exposure compensation is being applied. On the CG12 you can also see the ISO set.
Capture. These are adjustments you want to make while in the process of image capture. They
include Start AF, use MF, activate exposure metering, view histogram, check
ISO, shutter speed, aperture and exposure compensation, change these if
required, check subject, make exposure.
Both cameras do these things effectively. Manual Focus is worth a
mention. In neither case is there much point in trying to assess MF on screen,
the depth of field is too great. However both cameras do have have an analogue
bar type readout of manually set distance in meters (or feet, if you insist)
which could be handy for grab shots or landscapes using a pre set focus
distance. That on the FX10 also indicates depth of field at the current
aperture, a nice touch.
Overall I rate the operation of both these cameras as better
than most compacts, in fact better than several compact system cameras and
DSLR's I have used.
6. Foibles and frustrations.
I will mention just the FX10 Owner's Manual. The FX10 is the latest in a line of Fujifilm cameras which use the Fuji EXR sensor. This has unique and special pixel pairing capabilities which are not to be found in any other type of camera but are not described or even mentioned in the owner's Manual. The
Manual describes at great length how to enter a range of settings ( press this,
press that....etc) but gives remarkably little clue as to why you would want to choose one setting in preference to another or how the various modes and settings operate to optimise results in
For the point and shoot camera user the FX10 has clear
advantages. If you set EXR on the Mode Dial and EXR Auto in the Shooting Menu,
the FX10 will turn out well exposed JPG images in a wide variety of conditions while making very few demands on the photographer.
For the expert/enthusiast/pro/semipro who wants to shoot RAW

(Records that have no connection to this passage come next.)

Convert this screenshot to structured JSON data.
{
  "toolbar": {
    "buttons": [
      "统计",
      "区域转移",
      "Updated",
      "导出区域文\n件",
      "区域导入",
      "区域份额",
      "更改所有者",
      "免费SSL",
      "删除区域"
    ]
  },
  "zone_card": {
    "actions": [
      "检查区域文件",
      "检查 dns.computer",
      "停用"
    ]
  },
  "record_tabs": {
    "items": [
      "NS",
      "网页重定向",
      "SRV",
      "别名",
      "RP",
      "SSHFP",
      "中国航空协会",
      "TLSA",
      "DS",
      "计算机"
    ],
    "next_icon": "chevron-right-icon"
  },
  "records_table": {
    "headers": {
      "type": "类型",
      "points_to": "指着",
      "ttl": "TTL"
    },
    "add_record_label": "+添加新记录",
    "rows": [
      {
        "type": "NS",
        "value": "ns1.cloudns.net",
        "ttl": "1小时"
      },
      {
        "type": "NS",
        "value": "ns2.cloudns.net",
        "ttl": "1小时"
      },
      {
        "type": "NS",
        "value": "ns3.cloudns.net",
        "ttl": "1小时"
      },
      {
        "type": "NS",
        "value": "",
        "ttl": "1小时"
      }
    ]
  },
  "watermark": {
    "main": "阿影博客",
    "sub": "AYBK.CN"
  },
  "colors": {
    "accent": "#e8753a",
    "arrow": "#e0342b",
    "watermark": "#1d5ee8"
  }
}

and knows how to extract the most from a camera, the decision is a bit more
difficult. The CG12 offers better handling and a better human
machine interface (HMI) to use a bit of ergonomics jargon. In
conditions not requiring extremes of ISO setting or DR capability, the CG12 also
delivers slightly higher image quality.
So, you pays your money and makes your choice. You can't
really go wrong with either of these cameras.
The views and opinions expressed in this article are those of the author and do not necessarily reflect the views and opinions held by dpreview.com or any affiliated companies.